Scan the data and please report how many lines include the word "username". Leave out everything but the number.
******************************
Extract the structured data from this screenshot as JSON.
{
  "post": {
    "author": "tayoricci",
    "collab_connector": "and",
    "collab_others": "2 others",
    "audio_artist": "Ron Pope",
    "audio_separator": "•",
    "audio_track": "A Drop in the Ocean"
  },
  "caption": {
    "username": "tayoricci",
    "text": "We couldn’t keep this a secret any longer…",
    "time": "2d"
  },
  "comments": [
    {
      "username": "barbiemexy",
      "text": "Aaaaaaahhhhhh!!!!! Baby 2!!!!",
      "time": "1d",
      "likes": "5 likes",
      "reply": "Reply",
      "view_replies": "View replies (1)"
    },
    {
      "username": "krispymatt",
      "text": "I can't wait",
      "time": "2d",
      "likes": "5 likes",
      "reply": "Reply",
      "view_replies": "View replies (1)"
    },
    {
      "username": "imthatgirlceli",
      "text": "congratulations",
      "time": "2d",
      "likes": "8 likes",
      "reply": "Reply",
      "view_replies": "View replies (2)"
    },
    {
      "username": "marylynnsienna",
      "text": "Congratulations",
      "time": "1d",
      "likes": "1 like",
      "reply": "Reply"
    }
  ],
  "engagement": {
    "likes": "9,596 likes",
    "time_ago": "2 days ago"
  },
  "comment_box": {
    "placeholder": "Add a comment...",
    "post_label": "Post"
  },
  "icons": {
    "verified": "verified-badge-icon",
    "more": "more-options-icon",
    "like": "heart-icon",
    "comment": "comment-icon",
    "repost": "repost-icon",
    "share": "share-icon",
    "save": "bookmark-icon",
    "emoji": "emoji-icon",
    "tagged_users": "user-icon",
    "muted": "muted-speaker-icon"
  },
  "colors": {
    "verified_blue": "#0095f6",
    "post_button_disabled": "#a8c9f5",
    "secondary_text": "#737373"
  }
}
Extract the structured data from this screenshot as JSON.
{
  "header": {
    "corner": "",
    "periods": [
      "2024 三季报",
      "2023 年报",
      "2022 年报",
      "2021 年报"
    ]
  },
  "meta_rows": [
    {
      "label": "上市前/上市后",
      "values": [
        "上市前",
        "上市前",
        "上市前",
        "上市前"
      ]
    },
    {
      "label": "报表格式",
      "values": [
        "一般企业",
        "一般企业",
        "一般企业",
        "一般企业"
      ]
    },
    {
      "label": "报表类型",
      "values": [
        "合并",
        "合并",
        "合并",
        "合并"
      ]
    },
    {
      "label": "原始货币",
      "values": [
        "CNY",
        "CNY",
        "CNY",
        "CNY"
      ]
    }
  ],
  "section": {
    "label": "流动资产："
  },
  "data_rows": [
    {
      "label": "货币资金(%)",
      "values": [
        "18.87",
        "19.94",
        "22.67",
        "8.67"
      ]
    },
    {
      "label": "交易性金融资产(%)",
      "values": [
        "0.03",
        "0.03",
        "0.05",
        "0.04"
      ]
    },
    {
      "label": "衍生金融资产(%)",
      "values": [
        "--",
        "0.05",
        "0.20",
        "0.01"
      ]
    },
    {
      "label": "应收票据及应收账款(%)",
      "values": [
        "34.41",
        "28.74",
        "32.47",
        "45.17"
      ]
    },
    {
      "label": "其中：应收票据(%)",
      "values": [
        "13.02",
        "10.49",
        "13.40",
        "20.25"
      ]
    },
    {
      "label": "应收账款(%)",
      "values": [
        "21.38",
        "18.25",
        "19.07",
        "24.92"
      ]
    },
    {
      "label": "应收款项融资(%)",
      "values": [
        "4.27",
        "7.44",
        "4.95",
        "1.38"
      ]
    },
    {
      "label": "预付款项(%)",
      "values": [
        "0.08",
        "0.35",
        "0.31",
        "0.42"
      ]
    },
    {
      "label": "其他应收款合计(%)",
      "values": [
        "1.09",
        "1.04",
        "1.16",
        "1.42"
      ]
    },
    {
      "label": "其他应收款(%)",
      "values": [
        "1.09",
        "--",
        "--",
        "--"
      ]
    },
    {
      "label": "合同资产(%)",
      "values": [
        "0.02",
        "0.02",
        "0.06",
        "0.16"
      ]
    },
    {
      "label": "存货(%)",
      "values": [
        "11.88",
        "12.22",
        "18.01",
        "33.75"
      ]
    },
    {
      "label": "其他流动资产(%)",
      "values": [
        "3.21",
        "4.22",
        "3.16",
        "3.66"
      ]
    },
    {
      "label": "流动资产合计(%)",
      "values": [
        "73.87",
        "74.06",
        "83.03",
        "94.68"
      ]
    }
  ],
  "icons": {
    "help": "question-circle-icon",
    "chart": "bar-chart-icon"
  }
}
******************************
_Result of this task_
5